ALTERNATIVE TO THE COALITION?
Although not a party member it was refreshing to read Cllr Ereira-Guyer’s letter regarding the Green Party and what it stands for (Bury Free Press, January 10). How different their policies seem from the bankrupt ones being pursued by the Coalition. Mr Osborne’s ongoing programme of cuts is destroying the fabric of our society and widening the gap between rich and poor. The Labour party offers little that is different. The Coalition claims there is no alternative and yet we know there is. When will they turn their attention away from blaming the poorest in society for our ills towards the richest who dodge the taxes they should be paying? Research suggests that up to £25 billion is lost each year through legal tax avoidance by wealthy individuals and multi-national companies. A further £70 billion is lost through illegal tax evasion and £25 billion through taxes which are never paid. That adds up to a staggering £120 billion, about the same amount we borrow each year. Yet successive governments have done little to close tax loopholes or pursue those who evade taxation altogether. Indeed, the Coalition has further cut the staff at HMRC who should be making sure that taxes are paid. Not only do we in the UK suffer as a result of tax dodging, but so do many people in developing countries who are kept in abject poverty as a result of it. A lot of what Cllr Ereira-Guyer said in his letter made a great deal of sense. The neo-liberal economic system caused the mess we are in and yet is still being propped up by this Coalition government. If tax justice was to be added to the Green party manifesto at the next election they may well get my vote and I hope a great many more from people disillusioned by the lack of choice offered by the three old fashioned parties.
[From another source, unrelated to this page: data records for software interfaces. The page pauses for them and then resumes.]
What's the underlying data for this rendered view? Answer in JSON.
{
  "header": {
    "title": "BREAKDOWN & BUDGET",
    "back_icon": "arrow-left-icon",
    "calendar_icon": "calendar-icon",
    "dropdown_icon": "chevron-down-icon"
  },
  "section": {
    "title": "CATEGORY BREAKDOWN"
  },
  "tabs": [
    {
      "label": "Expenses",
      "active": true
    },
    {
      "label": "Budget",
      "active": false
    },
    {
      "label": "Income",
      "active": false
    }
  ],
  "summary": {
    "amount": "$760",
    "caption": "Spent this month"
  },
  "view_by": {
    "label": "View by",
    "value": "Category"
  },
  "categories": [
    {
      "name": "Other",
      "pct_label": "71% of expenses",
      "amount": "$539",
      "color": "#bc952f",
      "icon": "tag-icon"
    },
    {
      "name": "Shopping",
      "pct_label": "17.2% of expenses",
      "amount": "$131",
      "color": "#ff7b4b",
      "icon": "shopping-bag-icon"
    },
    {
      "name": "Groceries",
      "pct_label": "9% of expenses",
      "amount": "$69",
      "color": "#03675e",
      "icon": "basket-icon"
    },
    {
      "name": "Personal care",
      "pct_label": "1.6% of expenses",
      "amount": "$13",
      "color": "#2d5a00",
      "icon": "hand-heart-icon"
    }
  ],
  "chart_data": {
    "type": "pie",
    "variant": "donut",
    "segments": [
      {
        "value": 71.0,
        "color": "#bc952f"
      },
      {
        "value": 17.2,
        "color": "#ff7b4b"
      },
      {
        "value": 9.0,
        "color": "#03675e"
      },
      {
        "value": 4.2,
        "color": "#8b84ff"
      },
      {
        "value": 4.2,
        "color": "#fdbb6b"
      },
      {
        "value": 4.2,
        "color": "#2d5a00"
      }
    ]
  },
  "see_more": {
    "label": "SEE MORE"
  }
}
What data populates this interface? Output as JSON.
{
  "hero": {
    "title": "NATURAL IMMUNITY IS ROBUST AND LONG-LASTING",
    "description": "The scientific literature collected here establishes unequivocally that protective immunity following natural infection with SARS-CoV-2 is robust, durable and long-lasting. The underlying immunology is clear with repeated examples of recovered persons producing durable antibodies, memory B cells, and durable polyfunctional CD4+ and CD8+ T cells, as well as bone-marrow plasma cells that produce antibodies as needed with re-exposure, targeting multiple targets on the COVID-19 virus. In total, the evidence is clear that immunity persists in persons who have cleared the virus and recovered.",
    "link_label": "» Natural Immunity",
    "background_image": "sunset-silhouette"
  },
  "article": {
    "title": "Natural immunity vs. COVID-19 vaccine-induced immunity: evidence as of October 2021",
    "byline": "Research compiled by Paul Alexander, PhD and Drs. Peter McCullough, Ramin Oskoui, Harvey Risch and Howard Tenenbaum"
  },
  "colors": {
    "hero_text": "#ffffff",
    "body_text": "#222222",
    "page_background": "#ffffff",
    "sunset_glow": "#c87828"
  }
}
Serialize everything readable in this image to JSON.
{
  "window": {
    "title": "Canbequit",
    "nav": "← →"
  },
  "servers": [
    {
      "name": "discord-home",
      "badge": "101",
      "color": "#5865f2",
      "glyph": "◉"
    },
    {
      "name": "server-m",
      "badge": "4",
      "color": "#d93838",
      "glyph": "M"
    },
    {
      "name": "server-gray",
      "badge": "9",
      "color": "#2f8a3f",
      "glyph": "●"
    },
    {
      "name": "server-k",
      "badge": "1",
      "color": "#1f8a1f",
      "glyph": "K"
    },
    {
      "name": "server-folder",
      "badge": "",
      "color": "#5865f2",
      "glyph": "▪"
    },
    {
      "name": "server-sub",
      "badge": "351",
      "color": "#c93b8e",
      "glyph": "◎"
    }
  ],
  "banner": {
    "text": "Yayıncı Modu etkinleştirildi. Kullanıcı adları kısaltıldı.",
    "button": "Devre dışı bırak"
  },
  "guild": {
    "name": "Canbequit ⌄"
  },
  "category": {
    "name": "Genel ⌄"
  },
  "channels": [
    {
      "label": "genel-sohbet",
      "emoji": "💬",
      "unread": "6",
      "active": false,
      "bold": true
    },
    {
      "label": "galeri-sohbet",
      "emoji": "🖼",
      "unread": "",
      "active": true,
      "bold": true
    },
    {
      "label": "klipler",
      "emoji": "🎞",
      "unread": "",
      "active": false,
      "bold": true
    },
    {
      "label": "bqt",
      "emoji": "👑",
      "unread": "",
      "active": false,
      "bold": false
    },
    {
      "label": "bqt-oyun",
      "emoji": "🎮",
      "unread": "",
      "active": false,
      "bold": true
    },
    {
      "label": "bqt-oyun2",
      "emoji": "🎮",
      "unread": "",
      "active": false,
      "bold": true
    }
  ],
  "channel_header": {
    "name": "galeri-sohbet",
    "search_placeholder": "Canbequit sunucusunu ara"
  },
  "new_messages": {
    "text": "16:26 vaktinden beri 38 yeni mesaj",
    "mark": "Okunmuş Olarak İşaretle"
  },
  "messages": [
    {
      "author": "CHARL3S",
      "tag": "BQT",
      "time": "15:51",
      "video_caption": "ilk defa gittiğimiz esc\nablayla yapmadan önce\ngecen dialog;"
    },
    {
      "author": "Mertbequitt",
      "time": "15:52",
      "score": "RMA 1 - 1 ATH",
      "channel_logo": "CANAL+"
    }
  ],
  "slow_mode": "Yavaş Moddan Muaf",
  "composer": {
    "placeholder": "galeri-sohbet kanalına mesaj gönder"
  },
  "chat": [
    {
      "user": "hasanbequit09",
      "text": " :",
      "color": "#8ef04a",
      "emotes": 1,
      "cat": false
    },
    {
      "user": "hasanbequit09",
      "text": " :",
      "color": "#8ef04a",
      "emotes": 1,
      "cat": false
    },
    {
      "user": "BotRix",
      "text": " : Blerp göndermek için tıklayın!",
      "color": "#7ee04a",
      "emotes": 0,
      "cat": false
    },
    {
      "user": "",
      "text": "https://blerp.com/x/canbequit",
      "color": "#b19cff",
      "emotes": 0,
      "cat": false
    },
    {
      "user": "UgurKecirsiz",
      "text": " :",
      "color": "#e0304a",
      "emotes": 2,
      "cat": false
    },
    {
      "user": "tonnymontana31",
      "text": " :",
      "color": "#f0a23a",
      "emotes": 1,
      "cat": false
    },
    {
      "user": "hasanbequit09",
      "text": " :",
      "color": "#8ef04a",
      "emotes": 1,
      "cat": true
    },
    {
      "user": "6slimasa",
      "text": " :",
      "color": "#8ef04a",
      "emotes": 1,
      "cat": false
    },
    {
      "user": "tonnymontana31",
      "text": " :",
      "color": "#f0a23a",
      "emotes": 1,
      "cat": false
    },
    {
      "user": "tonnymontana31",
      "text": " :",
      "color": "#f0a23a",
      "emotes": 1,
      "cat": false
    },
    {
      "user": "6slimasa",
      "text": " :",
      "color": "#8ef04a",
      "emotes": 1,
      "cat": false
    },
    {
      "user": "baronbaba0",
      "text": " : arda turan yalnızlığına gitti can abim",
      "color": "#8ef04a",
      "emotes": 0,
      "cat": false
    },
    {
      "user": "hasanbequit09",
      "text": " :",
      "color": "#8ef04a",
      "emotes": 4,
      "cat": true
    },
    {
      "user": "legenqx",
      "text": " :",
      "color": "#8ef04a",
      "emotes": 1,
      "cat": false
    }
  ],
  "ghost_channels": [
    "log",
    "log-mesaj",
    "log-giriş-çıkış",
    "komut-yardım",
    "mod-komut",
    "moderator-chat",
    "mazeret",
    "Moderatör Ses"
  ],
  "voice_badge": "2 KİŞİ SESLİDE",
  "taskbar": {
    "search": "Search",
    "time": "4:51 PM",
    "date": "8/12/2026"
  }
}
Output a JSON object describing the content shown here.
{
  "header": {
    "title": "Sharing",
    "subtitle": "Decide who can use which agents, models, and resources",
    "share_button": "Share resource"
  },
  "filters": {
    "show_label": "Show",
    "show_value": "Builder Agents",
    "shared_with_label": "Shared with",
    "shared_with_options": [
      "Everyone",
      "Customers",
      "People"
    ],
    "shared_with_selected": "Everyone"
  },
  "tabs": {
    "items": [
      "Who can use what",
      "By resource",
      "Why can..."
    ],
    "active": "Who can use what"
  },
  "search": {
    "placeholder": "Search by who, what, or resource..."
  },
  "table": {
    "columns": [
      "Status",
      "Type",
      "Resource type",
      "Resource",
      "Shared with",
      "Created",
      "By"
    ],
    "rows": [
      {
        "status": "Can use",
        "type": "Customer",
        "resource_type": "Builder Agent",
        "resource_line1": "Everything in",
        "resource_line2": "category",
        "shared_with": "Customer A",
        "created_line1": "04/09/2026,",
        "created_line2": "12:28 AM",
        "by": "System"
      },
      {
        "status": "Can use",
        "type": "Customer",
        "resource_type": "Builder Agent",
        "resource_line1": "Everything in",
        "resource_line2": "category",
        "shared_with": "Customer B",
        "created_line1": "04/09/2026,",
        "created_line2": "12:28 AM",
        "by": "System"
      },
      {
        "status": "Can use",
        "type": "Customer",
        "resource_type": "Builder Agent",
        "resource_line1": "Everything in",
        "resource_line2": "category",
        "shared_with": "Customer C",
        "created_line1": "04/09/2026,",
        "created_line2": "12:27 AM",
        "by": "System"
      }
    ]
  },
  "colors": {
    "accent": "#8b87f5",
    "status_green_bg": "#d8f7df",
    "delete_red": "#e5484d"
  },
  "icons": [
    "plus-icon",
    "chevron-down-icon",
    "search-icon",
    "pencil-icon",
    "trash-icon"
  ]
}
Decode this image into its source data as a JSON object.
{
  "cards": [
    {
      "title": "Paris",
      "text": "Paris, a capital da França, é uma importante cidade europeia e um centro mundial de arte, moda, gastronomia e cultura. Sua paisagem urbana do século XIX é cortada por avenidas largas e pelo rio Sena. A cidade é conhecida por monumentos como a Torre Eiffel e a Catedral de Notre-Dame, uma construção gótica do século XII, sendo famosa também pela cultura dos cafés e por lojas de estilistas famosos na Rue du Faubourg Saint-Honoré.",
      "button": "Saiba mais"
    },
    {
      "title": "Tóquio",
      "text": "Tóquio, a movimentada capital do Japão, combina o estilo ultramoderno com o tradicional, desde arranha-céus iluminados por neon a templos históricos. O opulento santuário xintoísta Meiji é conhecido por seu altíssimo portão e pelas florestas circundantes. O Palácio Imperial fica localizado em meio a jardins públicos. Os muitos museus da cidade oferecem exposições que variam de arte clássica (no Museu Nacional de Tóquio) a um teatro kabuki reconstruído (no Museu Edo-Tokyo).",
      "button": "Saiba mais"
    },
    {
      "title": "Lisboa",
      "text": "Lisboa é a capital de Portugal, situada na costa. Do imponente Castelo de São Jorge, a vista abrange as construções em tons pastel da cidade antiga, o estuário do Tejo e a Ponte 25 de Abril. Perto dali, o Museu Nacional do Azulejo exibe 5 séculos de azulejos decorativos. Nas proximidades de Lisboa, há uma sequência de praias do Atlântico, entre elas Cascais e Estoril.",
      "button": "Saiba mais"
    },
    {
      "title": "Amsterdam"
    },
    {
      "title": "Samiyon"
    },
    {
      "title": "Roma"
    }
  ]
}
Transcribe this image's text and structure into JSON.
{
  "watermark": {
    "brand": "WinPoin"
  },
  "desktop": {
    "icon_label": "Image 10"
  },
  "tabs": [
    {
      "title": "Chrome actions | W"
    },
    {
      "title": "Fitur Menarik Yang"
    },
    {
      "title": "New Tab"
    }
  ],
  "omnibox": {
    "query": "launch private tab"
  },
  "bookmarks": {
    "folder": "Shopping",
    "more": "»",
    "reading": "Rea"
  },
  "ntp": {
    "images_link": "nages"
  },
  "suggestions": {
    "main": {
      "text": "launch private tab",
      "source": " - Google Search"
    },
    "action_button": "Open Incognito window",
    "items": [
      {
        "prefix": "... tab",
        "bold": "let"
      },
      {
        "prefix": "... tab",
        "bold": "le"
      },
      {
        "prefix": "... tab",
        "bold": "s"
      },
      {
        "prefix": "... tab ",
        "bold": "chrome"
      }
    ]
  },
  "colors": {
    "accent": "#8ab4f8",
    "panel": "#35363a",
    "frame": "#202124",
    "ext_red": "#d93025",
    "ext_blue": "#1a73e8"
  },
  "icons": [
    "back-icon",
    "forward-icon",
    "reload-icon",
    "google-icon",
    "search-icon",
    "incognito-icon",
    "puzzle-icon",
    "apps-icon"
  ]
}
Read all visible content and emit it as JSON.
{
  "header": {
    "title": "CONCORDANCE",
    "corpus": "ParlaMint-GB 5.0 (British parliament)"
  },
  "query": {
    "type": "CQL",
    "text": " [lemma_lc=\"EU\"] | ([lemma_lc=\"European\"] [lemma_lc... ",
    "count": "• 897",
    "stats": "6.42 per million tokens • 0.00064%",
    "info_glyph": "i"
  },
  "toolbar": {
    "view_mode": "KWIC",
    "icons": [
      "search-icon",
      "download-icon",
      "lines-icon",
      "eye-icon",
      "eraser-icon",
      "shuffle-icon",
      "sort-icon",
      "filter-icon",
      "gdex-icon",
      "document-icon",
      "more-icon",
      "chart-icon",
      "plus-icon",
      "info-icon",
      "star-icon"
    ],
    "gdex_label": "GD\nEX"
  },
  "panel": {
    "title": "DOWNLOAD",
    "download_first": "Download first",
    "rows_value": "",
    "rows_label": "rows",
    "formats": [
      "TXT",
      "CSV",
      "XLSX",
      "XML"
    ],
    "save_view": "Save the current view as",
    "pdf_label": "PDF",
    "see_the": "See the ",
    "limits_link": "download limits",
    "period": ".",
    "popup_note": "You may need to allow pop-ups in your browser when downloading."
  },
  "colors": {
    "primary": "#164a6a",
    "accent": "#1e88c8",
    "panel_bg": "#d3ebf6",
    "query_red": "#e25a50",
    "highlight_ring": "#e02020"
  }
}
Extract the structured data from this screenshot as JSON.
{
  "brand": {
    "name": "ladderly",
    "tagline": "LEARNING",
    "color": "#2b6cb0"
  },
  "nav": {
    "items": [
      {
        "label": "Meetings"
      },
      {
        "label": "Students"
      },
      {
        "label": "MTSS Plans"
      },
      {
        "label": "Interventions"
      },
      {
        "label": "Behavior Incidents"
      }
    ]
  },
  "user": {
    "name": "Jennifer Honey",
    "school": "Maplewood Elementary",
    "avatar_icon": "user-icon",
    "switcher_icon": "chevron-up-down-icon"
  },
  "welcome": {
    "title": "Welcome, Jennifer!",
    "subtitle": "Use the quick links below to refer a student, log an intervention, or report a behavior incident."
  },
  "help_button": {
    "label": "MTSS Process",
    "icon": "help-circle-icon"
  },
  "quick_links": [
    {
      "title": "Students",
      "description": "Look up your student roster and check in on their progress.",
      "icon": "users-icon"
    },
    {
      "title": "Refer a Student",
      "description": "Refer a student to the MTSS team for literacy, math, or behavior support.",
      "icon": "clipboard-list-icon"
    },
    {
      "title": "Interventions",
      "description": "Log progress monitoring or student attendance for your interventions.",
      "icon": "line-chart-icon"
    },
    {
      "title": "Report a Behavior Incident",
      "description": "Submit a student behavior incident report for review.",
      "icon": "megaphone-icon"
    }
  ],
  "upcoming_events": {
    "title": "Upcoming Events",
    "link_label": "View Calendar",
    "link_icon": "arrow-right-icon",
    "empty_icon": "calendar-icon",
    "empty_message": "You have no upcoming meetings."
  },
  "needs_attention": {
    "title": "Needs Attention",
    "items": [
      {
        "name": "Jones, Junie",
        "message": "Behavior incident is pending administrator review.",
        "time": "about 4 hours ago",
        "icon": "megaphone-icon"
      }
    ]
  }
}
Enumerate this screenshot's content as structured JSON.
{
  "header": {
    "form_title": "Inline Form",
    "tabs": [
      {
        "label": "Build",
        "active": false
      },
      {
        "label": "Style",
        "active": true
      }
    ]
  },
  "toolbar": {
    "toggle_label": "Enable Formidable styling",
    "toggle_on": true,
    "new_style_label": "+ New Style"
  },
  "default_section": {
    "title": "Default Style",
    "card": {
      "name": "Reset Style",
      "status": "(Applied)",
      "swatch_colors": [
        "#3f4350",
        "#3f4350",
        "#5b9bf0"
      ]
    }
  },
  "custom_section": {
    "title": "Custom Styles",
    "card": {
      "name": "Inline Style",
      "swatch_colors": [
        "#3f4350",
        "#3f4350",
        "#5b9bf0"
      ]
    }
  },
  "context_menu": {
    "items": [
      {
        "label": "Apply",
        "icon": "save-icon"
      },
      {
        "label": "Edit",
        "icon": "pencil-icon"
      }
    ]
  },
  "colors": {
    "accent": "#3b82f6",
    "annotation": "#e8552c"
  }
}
-- Richard Stainer, Bradfield St George
THANKS FOR THE GREAT CARE
Through your paper, the family of Emily Howe would like to express how well she was cared for and looked after on ward G9 at West Suffolk Hospital. These people do above and beyond but always with a smile on their faces. Emily reached 100 on Saturday, January 11 of this year , and we really did not expect that. She is back home and would like to send her thanks to you all. The most amazing tream of people.
-- Mrs Howe’s family, via email
A FEELING OF INSECURITY
With reference to a news piece entitled ‘Thieves hit five insecure cars’ (Bury Free Press, January 17), maybe the five cars were ‘insecure’, because they were left ‘unsecured’, ie not locked?
-- Penny Alborough, Syleham
WE’RE GRATEFUL FOR YOUR GENEROSITY
Members of the Bury St Edmunds Action Group for Cancer Research UK would like to say a massive thank you to the people of the town who gave so generously to a house-to-house collection which took place during August and September, all in aid of Cancer Research UK. A total of £582.89 was collected during this period. The charity does not receive any government funding and so donations and support like this are crucial.
-- Nichola Whymark, Cancer Research UK
MORE DEPENDING ON FOOD BANKS
David Ruffley, reflecting on 2013 states that the ‘last 12 months for me have been a story of me taking Suffolk issues to Government Ministers and the floor of the House of Commons’ (Bury Free Press, January 3).
I would suggest that a critical Suffolk issue relates to figures released by the Money Advice Service that reveal that in St Edmundsbury 13.5% of people have been three months late paying bills or consider their debt a heavy burden. The Gatehouse charity which does such an excellent job running the Bury food bank also recently released first year figures that not only demonstrated an ever increasing demand, but also that one third of the food parcels distributed went to families with young children, many of these working families.
On December 18, a Labour motion calling on the Government to ‘bring forward measures to reduce dependency on food banks’ was defeated in the House of Commons by 294 votes to 251.
It may, or may not surprise you to know, that Mr Ruffley voted against the motion in line with Tory policy. I would suggest that either Mr Ruffley does not believe this to be an issue that is affecting his constituents, or he is not as in tune with Suffolk issues as he believes he is.
-- Richard Soer, Great Barton